The match between two power hitters with big serves was close throughout but Samsonova was striking the ball cleaner and stronger.

Zheng, who ousted top-seeded Paula Badosa and No. 4-seeded Veronika Kudermetova, was broken in the first set after giving up her first double fault on deuce in the 11th game.

Samsonova, who defeated Wimbledon champion Elena Rybakina in the first round and former world No. 1 Garbine Muguruza in the quarterfinals, then sent a perfect forehand that landed in the right-hand corner of the court to break the 19-year-old and go 6-5 up. She took the first set with another strong service game that included her third ace.

Zheng was the first to crack in the second set when she handed Samsonova free points with two double-faults in the fifth game. A double-fault by the Russian saw her drop to 0-40 in the next game and the No. 36-ranked Chinese broke back to level at 3-3.

As in the first set, Zheng was broken in the 11th game. A long forehand at deuce gave Samsonova a breakpoint and she converted it with a crosscourt forehand that sent her opponent the wrong way. Samsonova then won her next game to love after three errors by Zheng, clinching the match 7-5, 7-5.

Samsonova has now won all of the finals she has appeared in.

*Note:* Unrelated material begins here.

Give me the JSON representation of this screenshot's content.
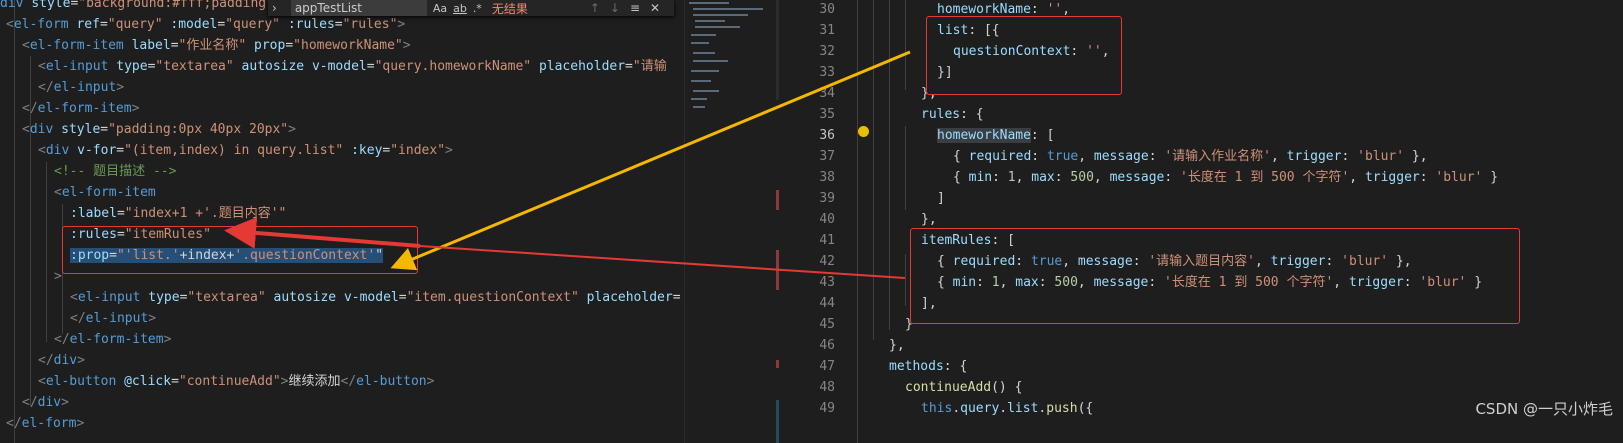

In reaching the final, Zheng became the youngest Chinese finalist at a tour-level event, beating the mark set by Peng Shuai.